Hunting for a new home is hard enough without worrying about all the unpleasant surprises you may encounter after moving in – like finding out that your new bedroom is less than a mile from a jet engine testing facility. That fear of the unknown inspired Brendan Farrell to build a new online service called HowLoud to help Los Angeles residents scout out the average noise level in any neighborhood before they buy a new home.
Potential home-buyers can visit the free site and enter the address of any home in the L.A. area to retrieve a “Soundscore” of between 1 and 100 for that property. A home that scores 40 or below is said to have a "severe" noise level while a home that scores in the 90s is rated “peaceful.”
A three-bedroom home that is currently listed for $599,000 and located at 2203 S Cochran Ave., for example, returns a Soundscore of 65 because there are two auto repair stores nearby. An $899,000 three-bedroom condo in Brentwood is slightly quieter at 83.
The program calculates scores based on traffic patterns and the addresses of noisy places like schools, airports, railroads and 24-hour supermarkets. It even uses contour maps to measure how the slope of the land or a peculiar clump of buildings might shape the way sounds move toward a property. Farrell has submitted a patent application for the underlying technology, which is essentially a series of algorithms that takes all these factors into account.
Noise pollution is an important consideration for some buyers, and has been linked to health issues including stress, high blood pressure and loss of sleep, according to the EPA and the World Health Organization. Los Angeles, like many other cities, has set strict time periods for when garbage may be collected or construction may take place, but residents can further reduce their exposure by choosing quieter neighborhoods over loud ones.
"There's a world out there that cares about noise,” Farrell says. And there is no standard way for real estate agents to disclose the amount of noise pollution that may plague a given property. “Noise is something that has not yet been dealt with the way so many other things have,” he adds.

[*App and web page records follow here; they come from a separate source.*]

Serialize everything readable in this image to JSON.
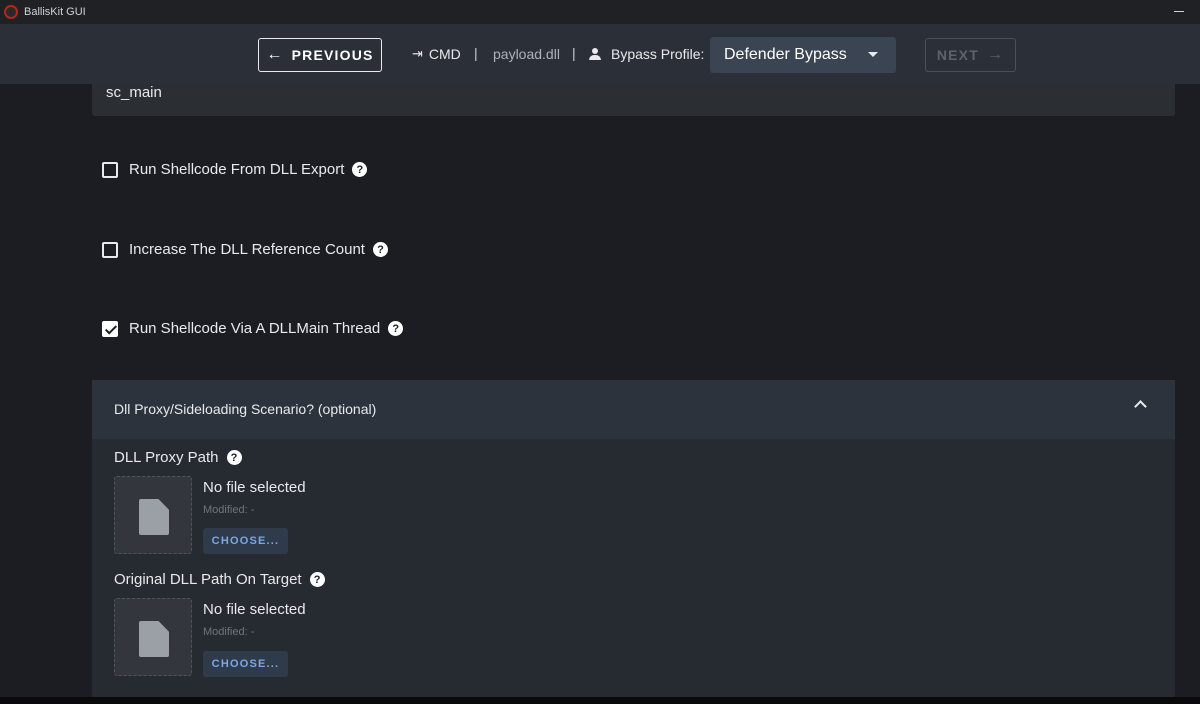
{
  "window": {
    "title": "BallisKit GUI"
  },
  "toolbar": {
    "previous_label": "PREVIOUS",
    "previous_arrow": "←",
    "cmd_label": "CMD",
    "separator": "|",
    "payload_name": "payload.dll",
    "bypass_label": "Bypass Profile:",
    "bypass_value": "Defender Bypass",
    "next_label": "NEXT",
    "next_arrow": "→"
  },
  "export_field": {
    "value": "sc_main"
  },
  "options": [
    {
      "label": "Run Shellcode From DLL Export",
      "checked": false
    },
    {
      "label": "Increase The DLL Reference Count",
      "checked": false
    },
    {
      "label": "Run Shellcode Via A DLLMain Thread",
      "checked": true
    }
  ],
  "help_glyph": "?",
  "panel": {
    "title": "Dll Proxy/Sideloading Scenario? (optional)",
    "files": [
      {
        "label": "DLL Proxy Path",
        "name": "No file selected",
        "modified": "Modified: -",
        "button": "CHOOSE..."
      },
      {
        "label": "Original DLL Path On Target",
        "name": "No file selected",
        "modified": "Modified: -",
        "button": "CHOOSE..."
      }
    ]
  },
  "colors": {
    "background": "#1b1d22",
    "topbar": "#2b3038",
    "accent": "#7ba7e6",
    "select": "#3a4453"
  }
}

Farrell, who has a background in applied and computational mathematics, says the data he uses is detailed enough that he could assign a separate Soundscore to the front and back yard of any property in the city. Though the service is free, Farrell wants to convince house hunters to pay for a custom sound report for a property, though he isn’t yet sure how much he would charge for one. He also wants multiple listing services, which host databases of for-sale properties in most major cities, to include a Soundscore in each listing. Though HowLoud is currently only available to L.A. residents, Farrell plans to launch a Kickstarter campaign in July to fund the nationwide roll-out of the program.
The program also works for commercial properties, so doctors, apartment developers or nursing home owners may also use it to find a quiet spot if peace and quiet is a priority for their business. Still, the system isn’t perfect. “Our roads in our model don't currently have traffic lights so traffic flows smoothly,” Farrell says. “We have to add traffic lights so there's that stop and start effect.”

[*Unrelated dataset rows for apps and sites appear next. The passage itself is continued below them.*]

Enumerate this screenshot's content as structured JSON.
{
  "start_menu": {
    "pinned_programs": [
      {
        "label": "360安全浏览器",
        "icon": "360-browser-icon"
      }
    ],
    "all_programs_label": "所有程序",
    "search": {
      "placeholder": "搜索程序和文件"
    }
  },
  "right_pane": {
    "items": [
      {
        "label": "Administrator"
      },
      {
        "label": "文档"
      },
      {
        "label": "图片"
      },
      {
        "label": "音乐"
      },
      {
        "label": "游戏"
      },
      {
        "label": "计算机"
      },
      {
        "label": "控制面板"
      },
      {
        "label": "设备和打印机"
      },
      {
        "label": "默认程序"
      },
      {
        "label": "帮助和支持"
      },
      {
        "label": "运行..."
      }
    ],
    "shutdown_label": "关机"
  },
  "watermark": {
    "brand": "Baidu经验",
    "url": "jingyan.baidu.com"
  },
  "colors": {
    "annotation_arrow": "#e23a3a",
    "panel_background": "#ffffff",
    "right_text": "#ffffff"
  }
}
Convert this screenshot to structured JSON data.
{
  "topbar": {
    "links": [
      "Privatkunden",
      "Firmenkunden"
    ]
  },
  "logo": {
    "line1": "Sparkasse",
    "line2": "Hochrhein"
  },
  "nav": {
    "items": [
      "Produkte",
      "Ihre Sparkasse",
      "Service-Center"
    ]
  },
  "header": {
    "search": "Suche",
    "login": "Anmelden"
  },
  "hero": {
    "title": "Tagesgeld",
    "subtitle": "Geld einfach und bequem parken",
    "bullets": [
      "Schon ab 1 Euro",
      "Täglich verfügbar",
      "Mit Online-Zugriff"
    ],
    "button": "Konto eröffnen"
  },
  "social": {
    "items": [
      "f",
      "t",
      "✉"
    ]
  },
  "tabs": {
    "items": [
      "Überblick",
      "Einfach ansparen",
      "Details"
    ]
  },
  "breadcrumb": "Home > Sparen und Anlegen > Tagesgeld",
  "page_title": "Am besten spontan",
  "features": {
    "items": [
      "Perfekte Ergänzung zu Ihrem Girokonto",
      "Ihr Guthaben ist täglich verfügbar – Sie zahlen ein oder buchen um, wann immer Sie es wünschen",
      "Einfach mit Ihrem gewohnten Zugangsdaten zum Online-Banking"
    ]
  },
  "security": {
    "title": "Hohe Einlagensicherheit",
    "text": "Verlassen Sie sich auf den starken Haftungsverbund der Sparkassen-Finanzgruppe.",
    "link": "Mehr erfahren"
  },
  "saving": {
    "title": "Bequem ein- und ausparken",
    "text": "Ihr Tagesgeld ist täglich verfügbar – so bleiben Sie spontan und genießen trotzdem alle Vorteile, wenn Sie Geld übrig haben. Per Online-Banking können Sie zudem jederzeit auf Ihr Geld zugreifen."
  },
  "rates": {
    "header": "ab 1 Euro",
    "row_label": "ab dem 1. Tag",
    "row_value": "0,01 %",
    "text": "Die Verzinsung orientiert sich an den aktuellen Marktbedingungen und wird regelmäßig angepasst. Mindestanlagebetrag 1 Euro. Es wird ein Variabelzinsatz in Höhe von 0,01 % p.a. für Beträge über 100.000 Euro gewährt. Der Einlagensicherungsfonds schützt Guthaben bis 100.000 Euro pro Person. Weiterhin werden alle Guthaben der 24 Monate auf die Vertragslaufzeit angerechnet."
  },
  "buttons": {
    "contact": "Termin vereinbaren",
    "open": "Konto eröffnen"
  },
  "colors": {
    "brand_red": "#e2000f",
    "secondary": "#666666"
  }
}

Farrell was inspired to create the program while he and his wife bought a home in L.A. neighborhood Silver Lake. The Soundscore for his new property? A 58 -- he says he occasionally hears traffic and helicopters overhead but it’s not so loud that he can’t open the window in his office.